▶ EXERCISE INSTRUCTIONS: Send every record back word for word.

+++ AVAILABLE DATA +++

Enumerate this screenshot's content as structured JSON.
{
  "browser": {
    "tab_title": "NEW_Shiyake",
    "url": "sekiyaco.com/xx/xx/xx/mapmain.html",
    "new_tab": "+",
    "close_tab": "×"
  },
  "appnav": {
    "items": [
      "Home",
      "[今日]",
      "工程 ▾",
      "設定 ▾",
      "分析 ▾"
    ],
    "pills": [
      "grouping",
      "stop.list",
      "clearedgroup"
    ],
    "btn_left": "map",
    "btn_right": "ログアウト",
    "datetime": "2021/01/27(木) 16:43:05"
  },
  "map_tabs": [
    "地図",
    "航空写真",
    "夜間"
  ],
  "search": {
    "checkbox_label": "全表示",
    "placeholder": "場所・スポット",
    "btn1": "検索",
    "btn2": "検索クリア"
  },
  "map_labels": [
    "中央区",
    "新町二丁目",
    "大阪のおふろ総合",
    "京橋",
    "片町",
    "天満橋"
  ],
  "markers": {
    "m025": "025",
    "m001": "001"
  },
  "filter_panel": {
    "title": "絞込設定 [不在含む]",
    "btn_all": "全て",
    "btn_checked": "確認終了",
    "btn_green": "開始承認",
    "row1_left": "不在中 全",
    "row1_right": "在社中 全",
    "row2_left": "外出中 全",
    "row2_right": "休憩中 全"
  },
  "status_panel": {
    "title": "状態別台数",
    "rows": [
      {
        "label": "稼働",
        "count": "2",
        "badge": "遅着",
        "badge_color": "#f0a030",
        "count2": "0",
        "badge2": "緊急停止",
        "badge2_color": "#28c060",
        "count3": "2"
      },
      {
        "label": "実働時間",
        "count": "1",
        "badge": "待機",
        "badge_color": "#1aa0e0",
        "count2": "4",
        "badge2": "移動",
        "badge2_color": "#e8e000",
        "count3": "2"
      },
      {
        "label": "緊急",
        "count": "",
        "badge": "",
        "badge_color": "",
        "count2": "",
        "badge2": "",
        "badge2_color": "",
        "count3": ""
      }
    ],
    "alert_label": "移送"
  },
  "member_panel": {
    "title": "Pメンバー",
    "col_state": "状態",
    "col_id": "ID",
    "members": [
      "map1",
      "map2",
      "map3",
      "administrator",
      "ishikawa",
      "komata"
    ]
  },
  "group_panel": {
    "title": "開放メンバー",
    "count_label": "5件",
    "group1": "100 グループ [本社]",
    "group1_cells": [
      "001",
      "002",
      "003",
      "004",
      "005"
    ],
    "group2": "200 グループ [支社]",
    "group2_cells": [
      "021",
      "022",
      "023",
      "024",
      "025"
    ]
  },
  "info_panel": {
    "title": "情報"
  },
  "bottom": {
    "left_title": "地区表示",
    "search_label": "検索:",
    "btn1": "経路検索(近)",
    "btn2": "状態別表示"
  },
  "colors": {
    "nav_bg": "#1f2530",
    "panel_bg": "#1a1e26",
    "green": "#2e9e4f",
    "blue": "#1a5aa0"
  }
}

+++

▶ SOLUTION FOR THIS EXERCISE:
Enumerate this screenshot's content as structured JSON.
{
  "browser": {
    "tab_title": "NEW_Shiyake",
    "url": "sekiyaco.com/xx/xx/xx/mapmain.html",
    "new_tab": "+",
    "close_tab": "×"
  },
  "appnav": {
    "items": [
      "Home",
      "[今日]",
      "工程 ▾",
      "設定 ▾",
      "分析 ▾"
    ],
    "pills": [
      "grouping",
      "stop.list",
      "clearedgroup"
    ],
    "btn_left": "map",
    "btn_right": "ログアウト",
    "datetime": "2021/01/27(木) 16:43:05"
  },
  "map_tabs": [
    "地図",
    "航空写真",
    "夜間"
  ],
  "search": {
    "checkbox_label": "全表示",
    "placeholder": "場所・スポット",
    "btn1": "検索",
    "btn2": "検索クリア"
  },
  "map_labels": [
    "中央区",
    "新町二丁目",
    "大阪のおふろ総合",
    "京橋",
    "片町",
    "天満橋"
  ],
  "markers": {
    "m025": "025",
    "m001": "001"
  },
  "filter_panel": {
    "title": "絞込設定 [不在含む]",
    "btn_all": "全て",
    "btn_checked": "確認終了",
    "btn_green": "開始承認",
    "row1_left": "不在中 全",
    "row1_right": "在社中 全",
    "row2_left": "外出中 全",
    "row2_right": "休憩中 全"
  },
  "status_panel": {
    "title": "状態別台数",
    "rows": [
      {
        "label": "稼働",
        "count": "2",
        "badge": "遅着",
        "badge_color": "#f0a030",
        "count2": "0",
        "badge2": "緊急停止",
        "badge2_color": "#28c060",
        "count3": "2"
      },
      {
        "label": "実働時間",
        "count": "1",
        "badge": "待機",
        "badge_color": "#1aa0e0",
        "count2": "4",
        "badge2": "移動",
        "badge2_color": "#e8e000",
        "count3": "2"
      },
      {
        "label": "緊急",
        "count": "",
        "badge": "",
        "badge_color": "",
        "count2": "",
        "badge2": "",
        "badge2_color": "",
        "count3": ""
      }
    ],
    "alert_label": "移送"
  },
  "member_panel": {
    "title": "Pメンバー",
    "col_state": "状態",
    "col_id": "ID",
    "members": [
      "map1",
      "map2",
      "map3",
      "administrator",
      "ishikawa",
      "komata"
    ]
  },
  "group_panel": {
    "title": "開放メンバー",
    "count_label": "5件",
    "group1": "100 グループ [本社]",
    "group1_cells": [
      "001",
      "002",
      "003",
      "004",
      "005"
    ],
    "group2": "200 グループ [支社]",
    "group2_cells": [
      "021",
      "022",
      "023",
      "024",
      "025"
    ]
  },
  "info_panel": {
    "title": "情報"
  },
  "bottom": {
    "left_title": "地区表示",
    "search_label": "検索:",
    "btn1": "経路検索(近)",
    "btn2": "状態別表示"
  },
  "colors": {
    "nav_bg": "#1f2530",
    "panel_bg": "#1a1e26",
    "green": "#2e9e4f",
    "blue": "#1a5aa0"
  }
}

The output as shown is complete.